Today, two months later, I am back home in the Czech Republic. A few days after having that nice lunch on the beach, I got on a plane and flew out of sunny Portugal. Due to the growing pressure connected with the coronavirus situation, I have decided to return home at the last minute, and spend a strange period of uncertainty at home.

Spring is in full swing. The last remainder of snow retains only on the highest mountain peaks. Brooks are teeming with salamanders, there are jays arguing high in the treetops, and deers are running away as they notice my presence. Instead of Audouin's gull with a red beak, I am looking for a woodpecker with a red cap. It's hard to believe that until recently I was sitting in shorts on the beach watching the sea level.

All organizations involved - SPEA, SPIN, Plan B and both National Agencies - accepted my decision to end volunteering with understanding. I would like to thank them all very much for this, and for everything else they have done. At the same time, I would like to wish all the best to everyone who has decided in a similar way or, on the contrary, those who have stayed working on their projects.

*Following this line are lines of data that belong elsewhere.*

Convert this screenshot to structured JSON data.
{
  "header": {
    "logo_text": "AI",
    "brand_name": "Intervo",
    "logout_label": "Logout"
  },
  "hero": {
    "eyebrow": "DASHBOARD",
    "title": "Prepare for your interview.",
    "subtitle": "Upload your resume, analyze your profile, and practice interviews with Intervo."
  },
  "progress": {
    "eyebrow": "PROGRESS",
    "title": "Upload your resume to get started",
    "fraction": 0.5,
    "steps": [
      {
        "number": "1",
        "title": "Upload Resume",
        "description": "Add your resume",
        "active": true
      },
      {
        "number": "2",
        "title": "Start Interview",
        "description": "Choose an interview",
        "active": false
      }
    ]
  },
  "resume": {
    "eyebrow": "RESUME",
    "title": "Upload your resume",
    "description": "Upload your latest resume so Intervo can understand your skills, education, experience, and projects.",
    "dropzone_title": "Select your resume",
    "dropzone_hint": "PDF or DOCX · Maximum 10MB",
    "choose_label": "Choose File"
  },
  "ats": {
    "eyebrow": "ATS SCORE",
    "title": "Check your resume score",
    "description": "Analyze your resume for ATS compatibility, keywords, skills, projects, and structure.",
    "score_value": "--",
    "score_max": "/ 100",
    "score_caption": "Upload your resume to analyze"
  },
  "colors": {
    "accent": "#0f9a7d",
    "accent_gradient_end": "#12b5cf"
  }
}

It was an enriching experience in ways I could hardly expect despite being funnily short in comparison to what my original plans were.